|▲ 작업실에서 포즈를 취한 최명영 화백(Artist Choi Myoung Young)<사진:권동철>|
Most people create texts mainly through the methods of reading and writing. Choi Myoung Young, however, uses the origins of language, which are common among all civilization, as his method of communication. He seeks a language that is not subordinate to a particular tribe or nation, but traverses diverse cultures and territories.
For example, he conveys the intimate and personal stories of human beings e.g. the past and future stories of individuals or communities, and myths, which are hardly visible or recordable, thereby reviving the ‘language of the body.’
This practice has not been a natural pursuit of the visual arts. Nevertheless, employing this method – creating a visual outcome through the language of limited visibility–has resulted in a richer out-come that no one had expected. It introduced an extraordinary narrative to contemporary art by bearing witness to the secretive aspects of human beings and revealing them along with pre-historic stories.
|▲ 평면조건, 130×162㎝, 2013|
Choi(Dansaekhwa-Korean monochrome painter CHOI MYOUNG YOUNG, Dansaekhwa:abstract paintings of Korea Artist CHOI MYOUNG YOUNG,최명영 화백,최명영 작가,단색화 최명영,단색화:한국추상회화 화가 최명영,모노크롬회화 최명영,단색화가 최명영,韓国単色画家 崔明永,韓国の単色画家 チェイ·ミョンヨン)opened a new world of decoding, a form of communication that is much more difficult than conventional methods–sending/receiving messages or interpreting an inscription of an epitaph–and, as a result, changed the way we look at the world.
He acknowledges the power of letters as a medium of language. In his work, however, he presents a ‘bodily dream’ through his skilled strokes with the notion that the making of art is a process of self-mortification that carries one into a deep religious state. It is almost similar to the practice of Buddhist monks of old who would reach this state by writing every word from the Buddhist scripture by hand.

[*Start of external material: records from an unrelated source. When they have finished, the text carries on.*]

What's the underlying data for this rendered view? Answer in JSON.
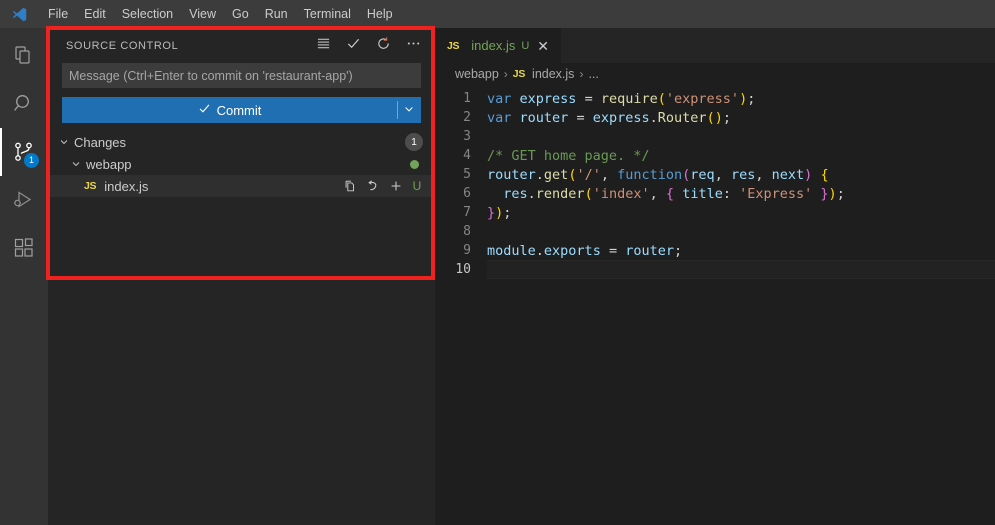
{
  "titlebar": {
    "logo_icon": "vscode-logo-icon",
    "menus": [
      "File",
      "Edit",
      "Selection",
      "View",
      "Go",
      "Run",
      "Terminal",
      "Help"
    ]
  },
  "activitybar": {
    "items": [
      {
        "name": "explorer",
        "icon": "files-icon",
        "active": false,
        "badge": ""
      },
      {
        "name": "search",
        "icon": "search-icon",
        "active": false,
        "badge": ""
      },
      {
        "name": "source-control",
        "icon": "source-control-icon",
        "active": true,
        "badge": "1"
      },
      {
        "name": "run-and-debug",
        "icon": "run-debug-icon",
        "active": false,
        "badge": ""
      },
      {
        "name": "extensions",
        "icon": "extensions-icon",
        "active": false,
        "badge": ""
      }
    ]
  },
  "sidebar": {
    "title": "SOURCE CONTROL",
    "actions": [
      {
        "name": "view-as-list",
        "icon": "list-icon"
      },
      {
        "name": "commit",
        "icon": "check-icon"
      },
      {
        "name": "refresh",
        "icon": "refresh-icon"
      },
      {
        "name": "more-actions",
        "icon": "ellipsis-icon"
      }
    ],
    "commit_input": {
      "placeholder": "Message (Ctrl+Enter to commit on 'restaurant-app')",
      "value": ""
    },
    "commit_button": {
      "label": "Commit",
      "icon": "check-icon",
      "dropdown_icon": "chevron-down-icon",
      "color": "#1f6fb2"
    },
    "tree": {
      "group": {
        "label": "Changes",
        "count": "1",
        "chevron": "chevron-down-icon"
      },
      "folder": {
        "label": "webapp",
        "chevron": "chevron-down-icon",
        "dot_color": "#73a35a"
      },
      "file": {
        "label": "index.js",
        "file_icon": "JS",
        "status": "U",
        "status_color": "#73a35a",
        "actions": [
          {
            "name": "open-file",
            "icon": "open-file-icon"
          },
          {
            "name": "discard-changes",
            "icon": "discard-icon"
          },
          {
            "name": "stage-changes",
            "icon": "plus-icon"
          }
        ]
      }
    }
  },
  "editor": {
    "tab": {
      "label": "index.js",
      "file_icon": "JS",
      "dirty_marker": "U",
      "close_icon": "close-icon"
    },
    "breadcrumb": [
      {
        "label": "webapp",
        "icon": ""
      },
      {
        "label": "index.js",
        "icon": "JS"
      },
      {
        "label": "...",
        "icon": ""
      }
    ],
    "breadcrumb_separator": "›",
    "lines": [
      {
        "num": "1",
        "active": false
      },
      {
        "num": "2",
        "active": false
      },
      {
        "num": "3",
        "active": false
      },
      {
        "num": "4",
        "active": false
      },
      {
        "num": "5",
        "active": false
      },
      {
        "num": "6",
        "active": false
      },
      {
        "num": "7",
        "active": false
      },
      {
        "num": "8",
        "active": false
      },
      {
        "num": "9",
        "active": false
      },
      {
        "num": "10",
        "active": true
      }
    ],
    "code_text": {
      "l1": "var express = require('express');",
      "l2": "var router = express.Router();",
      "l3": "",
      "l4": "/* GET home page. */",
      "l5": "router.get('/', function(req, res, next) {",
      "l6": "  res.render('index', { title: 'Express' });",
      "l7": "});",
      "l8": "",
      "l9": "module.exports = router;",
      "l10": ""
    }
  },
  "annotation": {
    "name": "red-highlight-box",
    "color": "#f0221f"
  }
}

△Kim Yongdae(김용대)/Independent Curator, the former director of the Daegu Museum of Art